Re: Training the trainer
> Except when the test is looking for the wrong answer taught in the course.
I remember nearly failing the European Computer Driving License (ECDL) course. Not because I couldn't work a computer, but because the "interactive" test expected you to achieve things exactly the way it was taught in the course (the long way round).
The one that really sticks in memory was "Create a shortcut to file foo.doc on the desktop". Explorer was already open in the directory, with foo.doc there.
Right-click. Wrong. Fuck. Left click, Edit menu, Copy. Right click on desktop. Wrong. Fuck.
Ultimately what the test expected you to do, was (using the menus in explorer), copy the file, paste as shortcut into the same directory as foo.doc, then relocate that shortcut to the desktop (via Explorer, not by minimising explorer and being on, you know, the desktop). So I got that question wrong, because you only got 3 opportunities to say fuck before it moved onto the next one.

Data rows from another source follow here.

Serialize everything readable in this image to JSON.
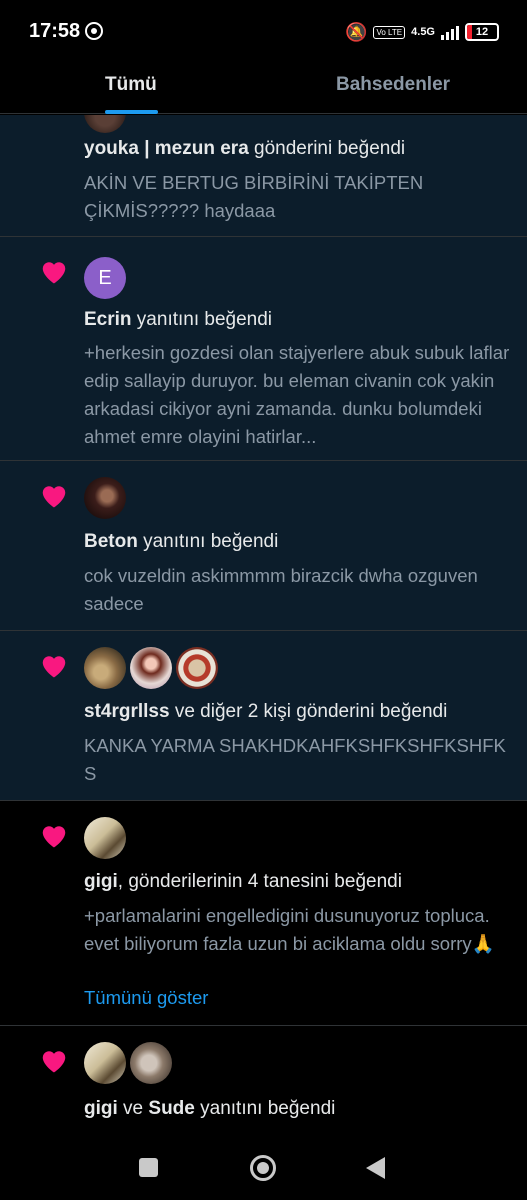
{
  "status_bar": {
    "time": "17:58",
    "volte": "Vo LTE",
    "network": "4.5G",
    "battery": "12"
  },
  "tabs": [
    {
      "label": "Tümü",
      "active": true
    },
    {
      "label": "Bahsedenler",
      "active": false
    }
  ],
  "notifications": [
    {
      "names": [
        "youka | mezun era"
      ],
      "action": " gönderini beğendi",
      "text": "AKİN VE BERTUG BİRBİRİNİ TAKİPTEN ÇİKMİS????? haydaaa"
    },
    {
      "avatar_letter": "E",
      "names": [
        "Ecrin"
      ],
      "action": " yanıtını beğendi",
      "text": "+herkesin gozdesi olan stajyerlere abuk subuk laflar edip sallayip duruyor. bu eleman civanin cok yakin arkadasi cikiyor ayni zamanda. dunku bolumdeki ahmet emre olayini hatirlar..."
    },
    {
      "names": [
        "Beton"
      ],
      "action": " yanıtını beğendi",
      "text": "cok vuzeldin askimmmm birazcik dwha ozguven sadece"
    },
    {
      "names": [
        "st4rgrllss"
      ],
      "action": " ve diğer 2 kişi gönderini beğendi",
      "text": "KANKA YARMA SHAKHDKAHFKSHFKSHFKSHFKS"
    },
    {
      "names": [
        "gigi"
      ],
      "action": ", gönderilerinin 4 tanesini beğendi",
      "text": "+parlamalarini engelledigini dusunuyoruz topluca. evet biliyorum fazla uzun bi aciklama oldu sorry🙏",
      "show_more": "Tümünü göster"
    },
    {
      "names": [
        "gigi",
        "Sude"
      ],
      "joiner": " ve ",
      "action": " yanıtını beğendi"
    }
  ],
  "colors": {
    "unread_bg": "#0c1d2b",
    "heart": "#f91880",
    "link": "#1d9bf0",
    "muted_text": "#8b98a5"
  }
}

In a weird way, it's one of the hardest tests I've ever sat. Not because the challenges themselves were in any way complex or difficult, but because they'd taken the view there was only one way to complete any given task, and that way was the most bone-headed inefficient way you could possibly think of.